As the economy improves—even slightly—employers and employees have begun a slow return to normalcy in how they treat 401(k) retirement benefits. A recent survey by Plansponsor magazine uncovered the following trends in 2010, compared with 2009:
- Fewer hardship withdrawals: Slightly more than 2% of participants took hardship distributions in 2010, down from 2.7% in 2009.
- More employer matches: More than three-quarters of employers are contributing to their employees’ 401(k) funds. That’s slightly higher than in 2009—but not enough to offset the 12.3% of employers that stopped making 401(k) contributions during the recession.
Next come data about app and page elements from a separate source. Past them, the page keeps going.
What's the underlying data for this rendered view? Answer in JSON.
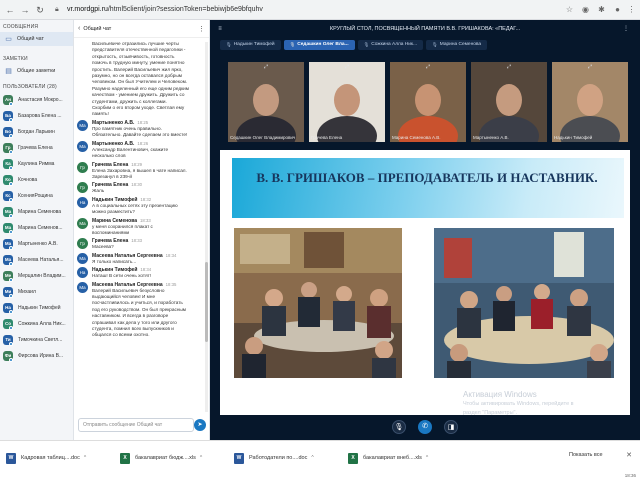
{
  "browser": {
    "url_host": "vr.mordgpi.ru",
    "url_path": "/html5client/join?sessionToken=bebiwjb6e9bfquhv"
  },
  "sidebar": {
    "messages_header": "СООБЩЕНИЯ",
    "public_chat": "Общий чат",
    "notes_header": "ЗАМЕТКИ",
    "shared_notes": "Общие заметки",
    "users_header": "ПОЛЬЗОВАТЕЛИ (28)",
    "users": [
      {
        "initials": "Ан",
        "name": "Анастасия Мокро...",
        "color": "#3d7e5a"
      },
      {
        "initials": "Ба",
        "name": "Базарова Елена ...",
        "color": "#2660a6"
      },
      {
        "initials": "Бо",
        "name": "Богдан Ларькин",
        "color": "#2660a6"
      },
      {
        "initials": "Гр",
        "name": "Грачева Елена",
        "color": "#3d7e5a"
      },
      {
        "initials": "Ка",
        "name": "Каулина Римма",
        "color": "#2f8a6e"
      },
      {
        "initials": "Ко",
        "name": "Кочнова",
        "color": "#2f8a6e"
      },
      {
        "initials": "Кс",
        "name": "КсенияРощина",
        "color": "#2660a6"
      },
      {
        "initials": "Ма",
        "name": "Марина Семенова",
        "color": "#2f8a6e"
      },
      {
        "initials": "Ма",
        "name": "Марина Семенов...",
        "color": "#2f8a6e"
      },
      {
        "initials": "Ма",
        "name": "Мартыненко А.В.",
        "color": "#2660a6"
      },
      {
        "initials": "Ма",
        "name": "Масеева Наталья...",
        "color": "#2660a6"
      },
      {
        "initials": "Ме",
        "name": "Мерцалин Владим...",
        "color": "#3d7e5a"
      },
      {
        "initials": "Ми",
        "name": "Михаил",
        "color": "#2660a6"
      },
      {
        "initials": "На",
        "name": "Надькин Тимофей",
        "color": "#2660a6"
      },
      {
        "initials": "Со",
        "name": "Сожкина Алла Ник...",
        "color": "#2f8a6e"
      },
      {
        "initials": "Ти",
        "name": "Тимочкина Светл...",
        "color": "#2660a6"
      },
      {
        "initials": "Фи",
        "name": "Фирсова Ирина В...",
        "color": "#3d7e5a"
      }
    ]
  },
  "chat": {
    "title": "Общий чат",
    "intro_lines": [
      "Васильевиче отразились лучшие черты",
      "представителя отечественной педагогики -",
      "открытость, отзывчивость, готовность",
      "помочь в трудную минуту, умение понятно",
      "простить. Валерий Васильевич жил ярко,",
      "разумно, но он всегда оставался добрым",
      "человеком. Он был Учителем и Человеком.",
      "Разумно наделенный его еще одним редким",
      "качеством - умением дружить. Дружить со",
      "студентами, дружить с коллегами.",
      "Скорбим о его втором уходе. Светлая ему",
      "память!"
    ],
    "messages": [
      {
        "av": "Ма",
        "avc": "",
        "name": "Мартыненко А.В.",
        "time": "18:25",
        "lines": [
          "Про памятник очень правильно.",
          "Обязательно. Давайте сделаем это вместе!"
        ]
      },
      {
        "av": "Ма",
        "avc": "",
        "name": "Мартыненко А.В.",
        "time": "18:26",
        "lines": [
          "Александр Валентинович, скажите",
          "несколько слов"
        ]
      },
      {
        "av": "Гр",
        "avc": "green",
        "name": "Грачева Елена",
        "time": "18:29",
        "lines": [
          "Елена Захаровна, я вышел в чате написал.",
          "Зарезанул в 239-й"
        ]
      },
      {
        "av": "Гр",
        "avc": "green",
        "name": "Грачева Елена",
        "time": "18:30",
        "lines": [
          "Жаль"
        ]
      },
      {
        "av": "На",
        "avc": "",
        "name": "Надькин Тимофей",
        "time": "18:32",
        "lines": [
          "А в социальных сетях эту презентацию",
          "можно разместить?"
        ]
      },
      {
        "av": "Ма",
        "avc": "green",
        "name": "Марина Семенова",
        "time": "18:33",
        "lines": [
          "у меня сохранился плакат с",
          "воспоминаниями"
        ]
      },
      {
        "av": "Гр",
        "avc": "green",
        "name": "Грачева Елена",
        "time": "18:33",
        "lines": [
          "Масеева?"
        ]
      },
      {
        "av": "Ма",
        "avc": "",
        "name": "Масеева Наталья Сергеевна",
        "time": "18:34",
        "lines": [
          "Я только написать..."
        ]
      },
      {
        "av": "На",
        "avc": "",
        "name": "Надькин Тимофей",
        "time": "18:34",
        "lines": [
          "Наташ! В сети очень хотят!"
        ]
      },
      {
        "av": "Ма",
        "avc": "",
        "name": "Масеева Наталья Сергеевна",
        "time": "18:35",
        "lines": [
          "Валерий Васильевич безусловно",
          "выдающийся человек! И мне",
          "посчастливилось и учиться, и поработать",
          "под его руководством. Он был прекрасным",
          "наставником. И всегда в разговоре",
          "спрашивал как дела у того или другого",
          "студента, помнил всех выпускников и",
          "общался со всеми охотно."
        ]
      }
    ],
    "input_placeholder": "Отправить сообщение Общий чат"
  },
  "main": {
    "title": "КРУГЛЫЙ СТОЛ, ПОСВЯЩЕННЫЙ ПАМЯТИ В.В. ГРИШАКОВА: «ПЕДАГ...",
    "tags": [
      {
        "label": "Надькин Тимофей",
        "active": false
      },
      {
        "label": "Седашкин Олег Вла...",
        "active": true
      },
      {
        "label": "Сожкина Алла Ник...",
        "active": false
      },
      {
        "label": "Марина Семенова",
        "active": false
      }
    ],
    "videos": [
      {
        "caption": "Седашкин Олег Владимирович",
        "bg": "#6a5a4c",
        "face": "#c39a80",
        "shirt": "#2a2a33"
      },
      {
        "caption": "Грачева Елена",
        "bg": "#e4e0d8",
        "face": "#c49579",
        "shirt": "#35343a"
      },
      {
        "caption": "Марина Семенова А.В.",
        "bg": "#7a6148",
        "face": "#c79373",
        "shirt": "#c9522e"
      },
      {
        "caption": "Мартыненко А.В.",
        "bg": "#55473b",
        "face": "#c59b7f",
        "shirt": "#3b3e48"
      },
      {
        "caption": "Надькин Тимофей",
        "bg": "#a38768",
        "face": "#d0a283",
        "shirt": "#4b4d52"
      }
    ],
    "slide_title": "В. В. ГРИШАКОВ – ПРЕПОДАВАТЕЛЬ И НАСТАВНИК.",
    "windows_activation_title": "Активация Windows",
    "windows_activation_line1": "Чтобы активировать Windows, перейдите в",
    "windows_activation_line2": "раздел \"Параметры\"."
  },
  "taskbar": {
    "files": [
      {
        "name": "Кадровая таблиц....doc",
        "type": "W",
        "color": "#2b579a"
      },
      {
        "name": "бакалавриат бюдж....xls",
        "type": "X",
        "color": "#217346"
      },
      {
        "name": "Работодатели по....doc",
        "type": "W",
        "color": "#2b579a"
      },
      {
        "name": "бакалавриат внеб....xls",
        "type": "X",
        "color": "#217346"
      }
    ],
    "show_all": "Показать все",
    "clock": "18:36"
  }
}
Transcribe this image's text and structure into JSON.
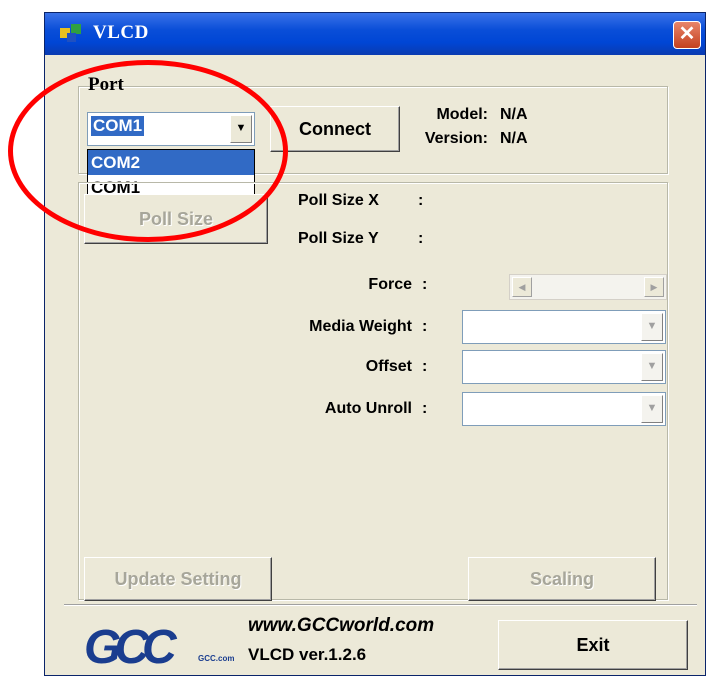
{
  "window": {
    "title": "VLCD",
    "close_glyph": "✕"
  },
  "port": {
    "label": "Port",
    "selected": "COM1",
    "options": [
      "COM2",
      "COM1"
    ],
    "connect_label": "Connect",
    "model_label": "Model:",
    "model_value": "N/A",
    "version_label": "Version:",
    "version_value": "N/A"
  },
  "settings": {
    "poll_size_button": "Poll Size",
    "poll_size_x_label": "Poll Size X",
    "poll_size_y_label": "Poll Size Y",
    "force_label": "Force",
    "media_weight_label": "Media Weight",
    "offset_label": "Offset",
    "auto_unroll_label": "Auto Unroll",
    "colon": ":"
  },
  "buttons": {
    "update_setting": "Update Setting",
    "scaling": "Scaling",
    "exit": "Exit"
  },
  "footer": {
    "url": "www.GCCworld.com",
    "version": "VLCD ver.1.2.6",
    "logo": "GCC",
    "logo_sub": "GCC.com"
  },
  "colors": {
    "titlebar": "#0046d5",
    "window_bg": "#ece9d8",
    "highlight": "#ff0000",
    "selection": "#316ac5"
  },
  "icons": [
    "app-icon",
    "close-icon",
    "chevron-down-icon",
    "scroll-left-icon",
    "scroll-right-icon"
  ]
}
About half of the largest plans now contribute 51% or more of whatever employees put in, up from 38% that identified that match level a year ago.
- Higher employee contributions: 24.9% of plan sponsors say all or nearly all of their participants now contribute enough to take full advantage of employer matches. That’s less likely in small companies.
- But lower participation rates: Employee participation in 401(k) plans was down slightly—71.5% in 2010, compared with 72.3% a year earlier.
- And fewer automatic enrollments: Fewer employers adopted automatic enrollment programs in 2010. However, there was a discernible uptick in adoption at the largest sponsors (62.7% in 2010 versus 52.3% a year ago).
Nearly two-thirds of 401(k) plans give participants the option of consulting with a financial advisor to help them make investment decisions.